When the government came up with the IPO of ONGC to offload 10% shares, it offered a 5% discount to retail investors which were defined by application size of less than INR50,000. The stock has since rewarded shareholders with generous dividends as well as capital appreciation.
New India Assurance IPO – INR9,585.82 crore
Issue dates: 1 – 3 November 2017
Issue size: 120,000,000 shares
Price: INR770 – 800 per share (discount of INR30 per share for retail investors)
Listing date: 13 November 2017
Listing price on NSE: INR750 per share (down 2.59% from IPO price for retail investors)
Closing price on NSE: INR727.1 per share (down 5.57% from IPO price for retail investors)
While there are brilliant examples of Coal India and ONGC in wealth creation, New India Assurance IPO reminded investors that not all PSU IPOs are good. 2017 saw five insurance IPOs and barring HDFC Standard Life, all other IPOs had subdued listing. As a result, investors were not particularly enthused by New India Assurance IPO and it reflected in the way HNI, retail and employee categories remained undersubscribed. Even though the IPO sailed through on the basis of QIB demand, listing was lackluster as the stock opened at INR750 and nosedived to INR727.1 per share by the end of the day.
Once again, the damage was limited for retail investors, thanks to the discount. However, more painful days were ahead for investors who chose to stay put as the stock lost further ground to INR580.1 per share within four weeks. In this timeframe, the IPO was the worst performer in 2017.

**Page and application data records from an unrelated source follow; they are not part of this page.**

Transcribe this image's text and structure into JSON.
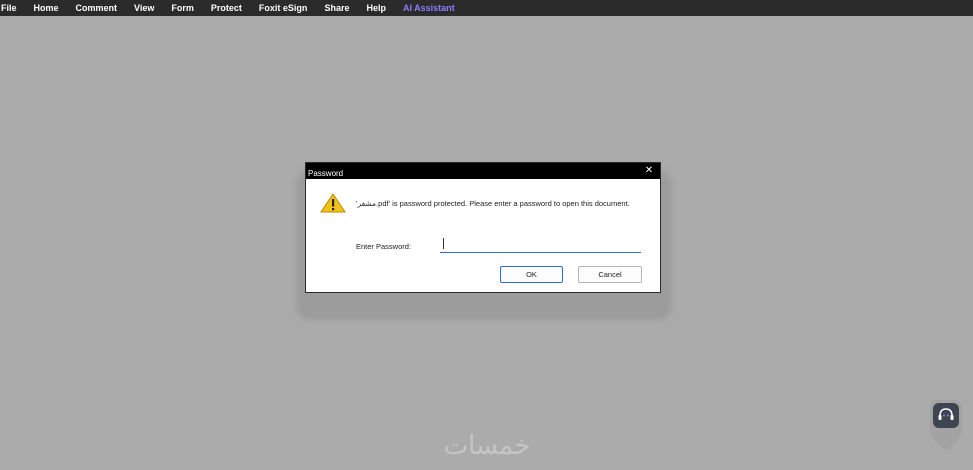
{
  "menubar": {
    "items": [
      "File",
      "Home",
      "Comment",
      "View",
      "Form",
      "Protect",
      "Foxit eSign",
      "Share",
      "Help"
    ],
    "ai_label": "AI Assistant",
    "ai_color": "#8c7cff"
  },
  "dialog": {
    "title": "Password",
    "message": "'مشفر.pdf' is password protected. Please enter a password to open this document.",
    "password_label": "Enter Password:",
    "password_value": "",
    "ok_label": "OK",
    "cancel_label": "Cancel",
    "icon": "warning-icon",
    "accent_color": "#2a6fd1"
  },
  "watermark": {
    "text": "خمسات"
  },
  "assistant": {
    "icon": "assistant-icon"
  }
}
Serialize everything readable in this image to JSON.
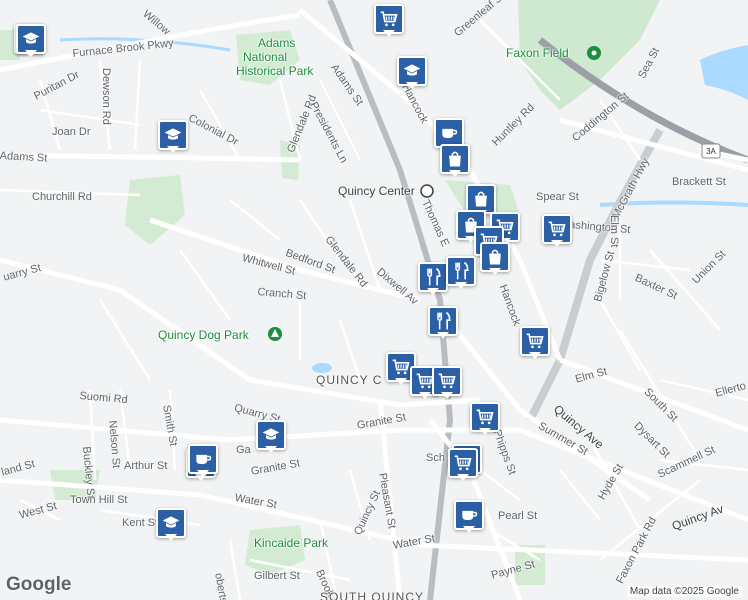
{
  "map": {
    "labels": {
      "adams_st_w": "Adams St",
      "adams_st_n": "Adams St",
      "furnace_brook": "Furnace Brook Pkwy",
      "willow": "Willow",
      "puritan": "Puritan Dr",
      "joan": "Joan Dr",
      "dewson": "Dewson Rd",
      "colonial": "Colonial Dr",
      "churchill": "Churchill Rd",
      "glendale_n": "Glendale Rd",
      "presidents": "Presidents Ln",
      "greenleaf": "Greenleaf St",
      "hancock_n": "Hancock",
      "huntley": "Huntley Rd",
      "coddington": "Coddington St",
      "mcgrath": "McGrath Hwy",
      "sea": "Sea St",
      "brackett": "Brackett St",
      "spear": "Spear St",
      "washington": "Washington St",
      "elm_e": "Elm St",
      "thomas": "Thomas E",
      "bedford": "Bedford St",
      "glendale_s": "Glendale Rd",
      "whitwell": "Whitwell St",
      "cranch": "Cranch St",
      "dixwell": "Dixwell Av",
      "hancock_s": "Hancock",
      "bigelow": "Bigelow St",
      "baxter": "Baxter St",
      "union": "Union St",
      "quarry_w": "uarry St",
      "quarry": "Quarry St",
      "suomi": "Suomi Rd",
      "smith": "Smith St",
      "nelson": "Nelson St",
      "buckley": "Buckley St",
      "arthur": "Arthur St",
      "granite_w": "Granite St",
      "granite": "Granite St",
      "garfield": "Ga",
      "town_hill": "Town Hill St",
      "west": "West St",
      "kent": "Kent St",
      "water_w": "Water St",
      "water": "Water St",
      "highland": "land St",
      "quincy_st": "Quincy St",
      "pleasant": "Pleasant St",
      "brook": "Brook Rd",
      "gilbert": "Gilbert St",
      "roberts": "oberts",
      "elm_s": "Elm St",
      "south": "South St",
      "ellerton": "Ellerto",
      "dysart": "Dysart St",
      "summer": "Summer St",
      "quincy_ave": "Quincy Ave",
      "scammell": "Scammell St",
      "hyde": "Hyde St",
      "quincy_av_e": "Quincy Av",
      "faxon_park": "Faxon Park Rd",
      "phipps": "Phipps St",
      "pearl": "Pearl St",
      "payne": "Payne St",
      "school": "Sch",
      "quincy_center": "Quincy Center",
      "adams_park": [
        "Adams",
        "National",
        "Historical Park"
      ],
      "faxon_field": "Faxon Field",
      "quincy_dog_park": "Quincy Dog Park",
      "kincaide_park": "Kincaide Park",
      "quincy_c": "QUINCY C",
      "south_quincy": "SOUTH QUINCY",
      "route_3a": "3A"
    },
    "markers": [
      {
        "type": "school-icon"
      },
      {
        "type": "grocery-icon"
      },
      {
        "type": "school-icon"
      },
      {
        "type": "school-icon"
      },
      {
        "type": "school-icon"
      },
      {
        "type": "coffee-icon"
      },
      {
        "type": "shopping-bag-icon"
      },
      {
        "type": "shopping-bag-icon"
      },
      {
        "type": "shopping-bag-icon"
      },
      {
        "type": "grocery-icon"
      },
      {
        "type": "grocery-icon"
      },
      {
        "type": "grocery-icon"
      },
      {
        "type": "shopping-bag-icon"
      },
      {
        "type": "restaurant-icon"
      },
      {
        "type": "restaurant-icon"
      },
      {
        "type": "restaurant-icon"
      },
      {
        "type": "grocery-icon"
      },
      {
        "type": "grocery-icon"
      },
      {
        "type": "grocery-icon"
      },
      {
        "type": "grocery-icon"
      },
      {
        "type": "grocery-icon"
      },
      {
        "type": "grocery-icon"
      },
      {
        "type": "coffee-icon"
      },
      {
        "type": "grocery-icon"
      },
      {
        "type": "school-icon"
      },
      {
        "type": "coffee-icon"
      },
      {
        "type": "school-icon"
      },
      {
        "type": "coffee-icon"
      }
    ],
    "colors": {
      "marker": "#2b5fa6",
      "park": "#c8e6c9",
      "water": "#9fd4ef",
      "highway": "#9aa0a6",
      "background": "#f1f3f4"
    }
  },
  "footer": {
    "logo": "Google",
    "attribution": "Map data ©2025 Google"
  }
}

DLF IPO – INR9,187.5 crores
Issue dates: 11 – 14 June 2007
Issue size: 175,000,000 shares
Price: INR500 – 550 per share
Listing date: 5 July 2007
Listing price on NSE: INR 526.6 per share (up 0.30% from IPO price)
Closing price on NSE: INR 569.8 per share (up 8.53% from IPO price)
The New Delhi-based real estate developer came up with its IPO in June 2007. It was a high point for the company that was started in 1946 and started its journey from developing small residential projects like Shivaji Park but went on to shape pretty much all of Gurgaon (Gurugram). The company priced the IPO at INR525 per share – the midpoint of the book building range. The IPO was subscribed 3.47 times even though retail and employee portions remained undersubscribed.
On listing, DLF shares spiked to as much as 35% and closed the day with 8.5% gains on allotment price. The IPO made DLF promoter KP Singh one of the richest people in India. Real estate has since lost much of its sheen and the company also suffered due to a three-year ban imposed on KP Singh by SEBI.
HDFC Standard Life Insurance IPO – INR8,695.01 crore
Issue dates: 7 – 9 November 2017
Issue size: 299,827,818 shares
Price: INR275 – 290 per share
Listing date: 17 November 2017
Listing price on NSE: INR310 per share (up 6.89% from IPO price)
Closing price on NSE: INR344.6 per share (up 18.82% from IPO price)
The latest entry in the list of all-time largest IPOs in India is HDFC Standard Life Insurance and the offer was one of the few insurance IPOs that performed well in 2017. The brand name of HDFC did wonders for the IPO while other quality names like SBI Life Insurance failed to get a positive start. The company priced the IPO at the upper end of the price band and did not offer any discount to retail investors.
HDFC Standard Life performed in line with high expectations as the best insurance play in India and shares spiked to close the day with gains of 18.8%.
As one can see, three of the largest IPOs in India entered this list in 2017. Likewise, this list is expected to be revised in 2018 and in the years thereafter. A good example would be the National stock Exchange (NSE) which has been slow in coming up with its offer but once the IPO is launched, the INR10,000 crore issue is expected to find itself in the list.